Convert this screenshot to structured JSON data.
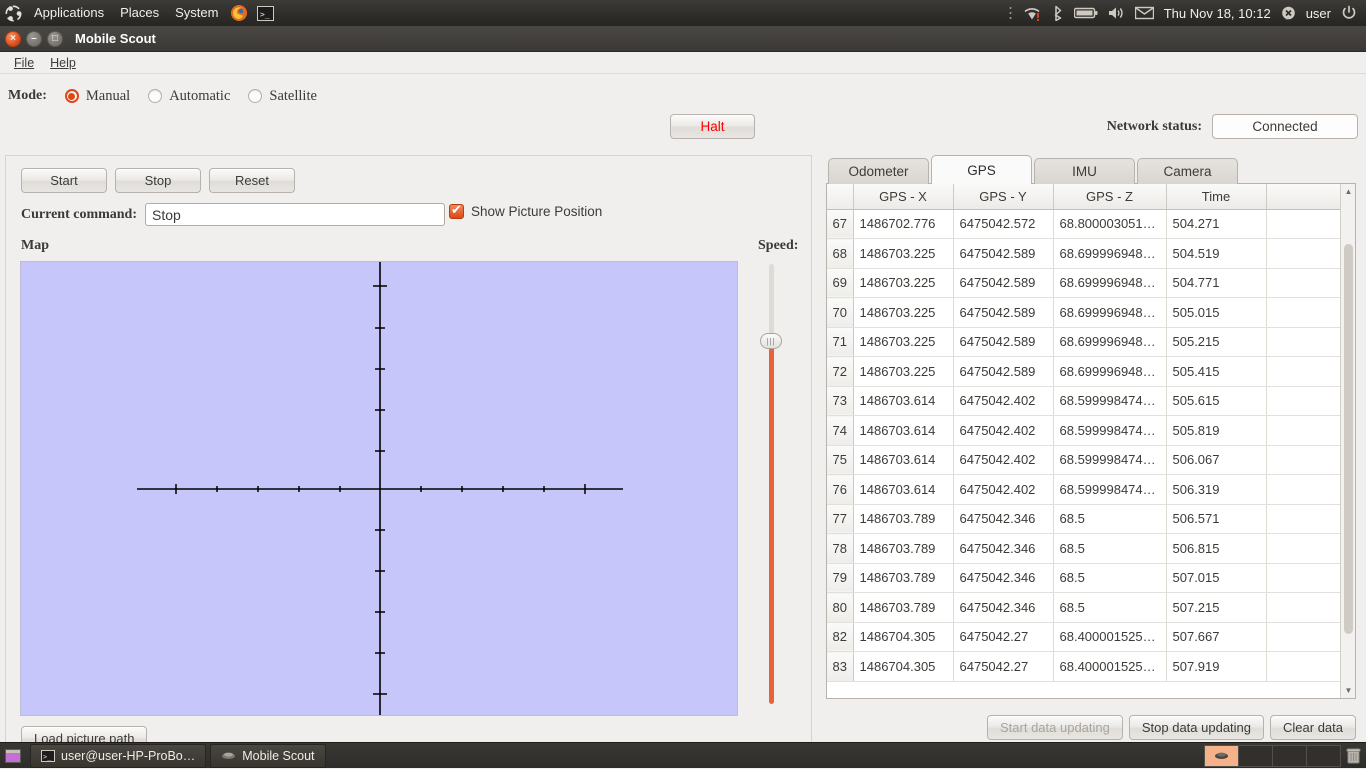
{
  "panel": {
    "logo_icon": "ubuntu-logo-icon",
    "menus": [
      "Applications",
      "Places",
      "System"
    ],
    "launchers": [
      "firefox-icon",
      "terminal-icon"
    ],
    "tray_icons": [
      "wifi-alert-icon",
      "bluetooth-icon",
      "battery-icon",
      "volume-icon",
      "mail-icon"
    ],
    "clock": "Thu Nov 18, 10:12",
    "user_icon": "user-status-icon",
    "username": "user",
    "power_icon": "power-icon"
  },
  "window": {
    "title": "Mobile Scout",
    "close_glyph": "×",
    "minimize_glyph": "–",
    "maximize_glyph": "□",
    "menu": [
      {
        "label": "File",
        "mnemonic": "F"
      },
      {
        "label": "Help",
        "mnemonic": "H"
      }
    ]
  },
  "controls": {
    "mode_label": "Mode:",
    "modes": [
      {
        "label": "Manual",
        "selected": true
      },
      {
        "label": "Automatic",
        "selected": false
      },
      {
        "label": "Satellite",
        "selected": false
      }
    ],
    "halt_label": "Halt",
    "halt_color": "#ff0000",
    "network_label": "Network status:",
    "network_value": "Connected"
  },
  "left_panel": {
    "buttons": [
      "Start",
      "Stop",
      "Reset"
    ],
    "command_label": "Current command:",
    "command_value": "Stop",
    "command_placeholder": "",
    "show_picture_label": "Show Picture Position",
    "show_picture_checked": true,
    "map_label": "Map",
    "map_bg_color": "#c6c6fa",
    "speed_label": "Speed:",
    "speed_fill_color": "#e8633a",
    "load_picture_label": "Load picture path"
  },
  "right_panel": {
    "tabs": [
      {
        "label": "Odometer",
        "active": false
      },
      {
        "label": "GPS",
        "active": true
      },
      {
        "label": "IMU",
        "active": false
      },
      {
        "label": "Camera",
        "active": false
      }
    ],
    "columns": [
      "",
      "GPS - X",
      "GPS - Y",
      "GPS - Z",
      "Time",
      ""
    ],
    "rows": [
      {
        "idx": "67",
        "x": "1486702.776",
        "y": "6475042.572",
        "z": "68.800003051…",
        "t": "504.271"
      },
      {
        "idx": "68",
        "x": "1486703.225",
        "y": "6475042.589",
        "z": "68.699996948…",
        "t": "504.519"
      },
      {
        "idx": "69",
        "x": "1486703.225",
        "y": "6475042.589",
        "z": "68.699996948…",
        "t": "504.771"
      },
      {
        "idx": "70",
        "x": "1486703.225",
        "y": "6475042.589",
        "z": "68.699996948…",
        "t": "505.015"
      },
      {
        "idx": "71",
        "x": "1486703.225",
        "y": "6475042.589",
        "z": "68.699996948…",
        "t": "505.215"
      },
      {
        "idx": "72",
        "x": "1486703.225",
        "y": "6475042.589",
        "z": "68.699996948…",
        "t": "505.415"
      },
      {
        "idx": "73",
        "x": "1486703.614",
        "y": "6475042.402",
        "z": "68.599998474…",
        "t": "505.615"
      },
      {
        "idx": "74",
        "x": "1486703.614",
        "y": "6475042.402",
        "z": "68.599998474…",
        "t": "505.819"
      },
      {
        "idx": "75",
        "x": "1486703.614",
        "y": "6475042.402",
        "z": "68.599998474…",
        "t": "506.067"
      },
      {
        "idx": "76",
        "x": "1486703.614",
        "y": "6475042.402",
        "z": "68.599998474…",
        "t": "506.319"
      },
      {
        "idx": "77",
        "x": "1486703.789",
        "y": "6475042.346",
        "z": "68.5",
        "t": "506.571"
      },
      {
        "idx": "78",
        "x": "1486703.789",
        "y": "6475042.346",
        "z": "68.5",
        "t": "506.815"
      },
      {
        "idx": "79",
        "x": "1486703.789",
        "y": "6475042.346",
        "z": "68.5",
        "t": "507.015"
      },
      {
        "idx": "80",
        "x": "1486703.789",
        "y": "6475042.346",
        "z": "68.5",
        "t": "507.215"
      },
      {
        "idx": "82",
        "x": "1486704.305",
        "y": "6475042.27",
        "z": "68.400001525…",
        "t": "507.667"
      },
      {
        "idx": "83",
        "x": "1486704.305",
        "y": "6475042.27",
        "z": "68.400001525…",
        "t": "507.919"
      }
    ],
    "footer_buttons": [
      {
        "label": "Start data updating",
        "enabled": false
      },
      {
        "label": "Stop data updating",
        "enabled": true
      },
      {
        "label": "Clear data",
        "enabled": true
      }
    ]
  },
  "taskbar": {
    "show_desktop_icon": "show-desktop-icon",
    "items": [
      {
        "icon": "terminal-icon",
        "label": "user@user-HP-ProBo…"
      },
      {
        "icon": "mobile-scout-icon",
        "label": "Mobile Scout"
      }
    ],
    "workspaces": 4,
    "active_workspace": 1,
    "trash_icon": "trash-icon"
  }
}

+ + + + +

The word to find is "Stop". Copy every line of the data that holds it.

      "Stop",
    "command_value": "Stop",
        "label": "Stop data updating",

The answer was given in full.